---------- PROVIDED ENTRIES

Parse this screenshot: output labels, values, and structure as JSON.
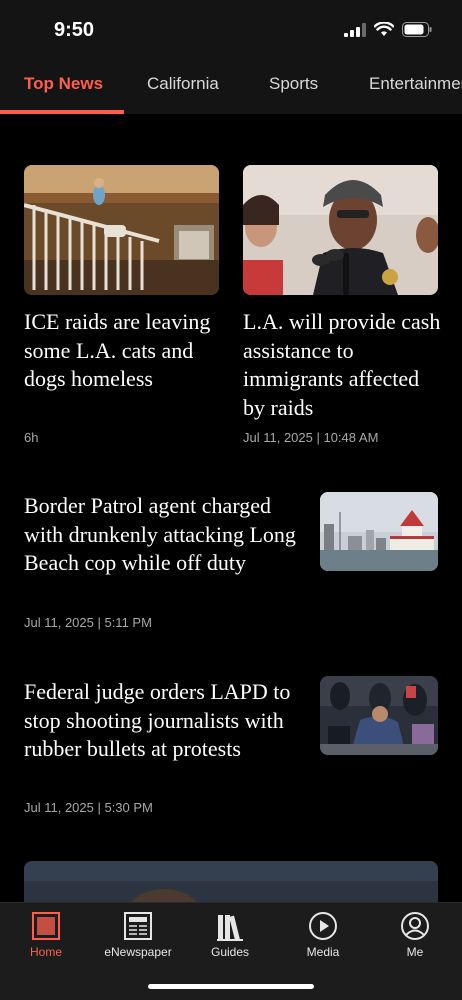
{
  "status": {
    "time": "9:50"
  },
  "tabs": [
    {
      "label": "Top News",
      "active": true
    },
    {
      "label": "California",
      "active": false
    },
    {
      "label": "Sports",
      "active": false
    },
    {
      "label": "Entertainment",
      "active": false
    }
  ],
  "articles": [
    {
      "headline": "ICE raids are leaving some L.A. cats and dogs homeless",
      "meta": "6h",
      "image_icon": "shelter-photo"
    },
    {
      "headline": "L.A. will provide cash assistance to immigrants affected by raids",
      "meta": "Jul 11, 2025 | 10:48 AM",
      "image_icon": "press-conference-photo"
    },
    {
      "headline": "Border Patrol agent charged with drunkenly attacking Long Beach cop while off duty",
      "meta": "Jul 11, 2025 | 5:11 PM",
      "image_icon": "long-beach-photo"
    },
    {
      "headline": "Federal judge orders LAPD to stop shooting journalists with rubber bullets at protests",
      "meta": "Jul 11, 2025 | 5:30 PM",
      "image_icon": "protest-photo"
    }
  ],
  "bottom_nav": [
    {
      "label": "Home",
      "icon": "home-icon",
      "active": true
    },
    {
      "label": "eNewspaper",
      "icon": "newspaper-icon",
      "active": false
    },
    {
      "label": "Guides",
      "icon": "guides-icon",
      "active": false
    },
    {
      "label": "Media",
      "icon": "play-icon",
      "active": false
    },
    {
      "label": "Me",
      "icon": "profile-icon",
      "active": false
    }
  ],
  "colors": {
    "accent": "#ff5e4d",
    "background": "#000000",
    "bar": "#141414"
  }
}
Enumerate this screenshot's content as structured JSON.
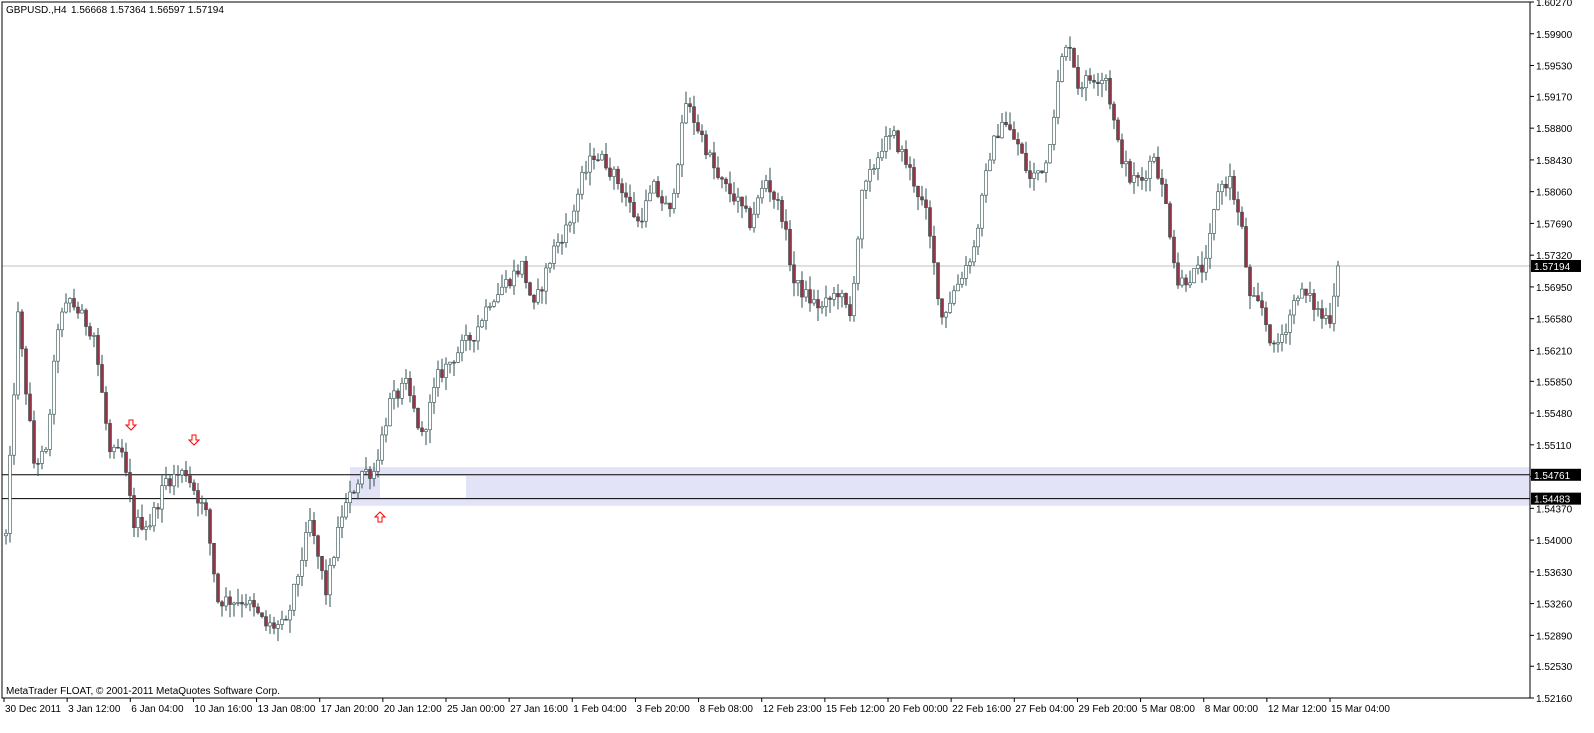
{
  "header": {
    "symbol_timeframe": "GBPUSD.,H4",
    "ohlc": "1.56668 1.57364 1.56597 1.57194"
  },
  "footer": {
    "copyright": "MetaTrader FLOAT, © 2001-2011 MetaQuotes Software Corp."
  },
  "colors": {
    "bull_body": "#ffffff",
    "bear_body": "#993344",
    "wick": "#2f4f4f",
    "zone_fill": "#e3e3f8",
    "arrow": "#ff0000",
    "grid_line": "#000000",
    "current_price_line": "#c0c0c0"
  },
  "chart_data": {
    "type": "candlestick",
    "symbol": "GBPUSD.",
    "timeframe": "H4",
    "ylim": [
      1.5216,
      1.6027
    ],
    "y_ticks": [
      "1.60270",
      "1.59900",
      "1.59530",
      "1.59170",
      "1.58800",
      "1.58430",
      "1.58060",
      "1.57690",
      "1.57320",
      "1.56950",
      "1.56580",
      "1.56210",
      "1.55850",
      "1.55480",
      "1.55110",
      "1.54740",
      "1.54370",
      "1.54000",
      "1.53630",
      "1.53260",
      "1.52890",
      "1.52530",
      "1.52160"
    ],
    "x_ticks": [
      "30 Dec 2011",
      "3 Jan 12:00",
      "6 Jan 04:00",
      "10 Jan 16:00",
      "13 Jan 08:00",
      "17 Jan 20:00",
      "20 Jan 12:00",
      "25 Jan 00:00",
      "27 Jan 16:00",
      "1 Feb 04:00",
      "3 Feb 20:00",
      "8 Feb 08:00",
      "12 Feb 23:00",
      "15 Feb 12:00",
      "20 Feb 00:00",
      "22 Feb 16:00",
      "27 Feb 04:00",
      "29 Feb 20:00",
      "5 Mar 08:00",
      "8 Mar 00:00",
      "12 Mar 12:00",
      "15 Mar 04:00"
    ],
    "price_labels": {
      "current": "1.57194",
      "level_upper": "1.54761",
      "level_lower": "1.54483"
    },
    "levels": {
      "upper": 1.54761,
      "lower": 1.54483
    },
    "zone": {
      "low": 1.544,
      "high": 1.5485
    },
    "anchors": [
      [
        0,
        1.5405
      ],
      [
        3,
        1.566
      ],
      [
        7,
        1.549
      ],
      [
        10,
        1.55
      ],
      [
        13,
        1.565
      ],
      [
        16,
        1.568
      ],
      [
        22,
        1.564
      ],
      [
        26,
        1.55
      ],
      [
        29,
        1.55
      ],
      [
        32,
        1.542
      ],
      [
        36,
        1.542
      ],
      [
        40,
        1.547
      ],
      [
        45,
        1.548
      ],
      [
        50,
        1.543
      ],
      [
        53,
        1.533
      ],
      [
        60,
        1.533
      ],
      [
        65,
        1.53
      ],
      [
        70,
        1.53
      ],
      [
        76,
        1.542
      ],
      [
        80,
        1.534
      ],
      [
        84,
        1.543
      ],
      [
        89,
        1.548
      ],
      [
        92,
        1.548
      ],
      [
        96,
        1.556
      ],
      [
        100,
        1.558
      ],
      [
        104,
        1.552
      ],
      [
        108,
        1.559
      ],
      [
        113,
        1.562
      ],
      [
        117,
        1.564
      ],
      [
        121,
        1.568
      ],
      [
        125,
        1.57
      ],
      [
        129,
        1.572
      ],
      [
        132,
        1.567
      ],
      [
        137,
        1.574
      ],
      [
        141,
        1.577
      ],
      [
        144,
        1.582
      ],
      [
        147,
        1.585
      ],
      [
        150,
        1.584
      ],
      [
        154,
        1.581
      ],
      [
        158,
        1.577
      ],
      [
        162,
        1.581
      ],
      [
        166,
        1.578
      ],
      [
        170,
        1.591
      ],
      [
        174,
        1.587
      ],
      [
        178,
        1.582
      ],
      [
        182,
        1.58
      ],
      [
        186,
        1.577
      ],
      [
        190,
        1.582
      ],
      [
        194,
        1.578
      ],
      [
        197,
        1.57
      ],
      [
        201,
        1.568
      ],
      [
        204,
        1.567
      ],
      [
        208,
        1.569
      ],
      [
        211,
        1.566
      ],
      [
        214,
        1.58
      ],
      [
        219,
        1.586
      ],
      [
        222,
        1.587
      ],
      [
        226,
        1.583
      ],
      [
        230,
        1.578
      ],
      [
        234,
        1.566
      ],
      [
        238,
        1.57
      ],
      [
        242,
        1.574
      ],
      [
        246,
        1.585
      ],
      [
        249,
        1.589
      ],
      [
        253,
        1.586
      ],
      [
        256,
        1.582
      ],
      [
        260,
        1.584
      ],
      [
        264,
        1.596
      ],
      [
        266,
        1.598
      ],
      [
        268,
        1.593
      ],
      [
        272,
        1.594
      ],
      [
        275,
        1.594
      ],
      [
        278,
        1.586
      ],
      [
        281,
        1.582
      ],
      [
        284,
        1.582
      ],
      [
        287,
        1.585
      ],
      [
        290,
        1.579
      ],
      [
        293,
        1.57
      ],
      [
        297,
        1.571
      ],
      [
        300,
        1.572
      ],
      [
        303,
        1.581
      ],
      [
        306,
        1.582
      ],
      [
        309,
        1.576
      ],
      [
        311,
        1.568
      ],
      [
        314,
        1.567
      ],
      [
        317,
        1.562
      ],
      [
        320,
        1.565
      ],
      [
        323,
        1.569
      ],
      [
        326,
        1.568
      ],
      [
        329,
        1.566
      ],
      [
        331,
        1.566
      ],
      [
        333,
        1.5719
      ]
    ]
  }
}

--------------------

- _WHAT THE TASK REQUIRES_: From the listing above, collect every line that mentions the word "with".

- _FINAL ANSWER_:
      "headline": "Border Patrol agent charged with drunkenly attacking Long Beach cop while off duty",
      "headline": "Federal judge orders LAPD to stop shooting journalists with rubber bullets at protests",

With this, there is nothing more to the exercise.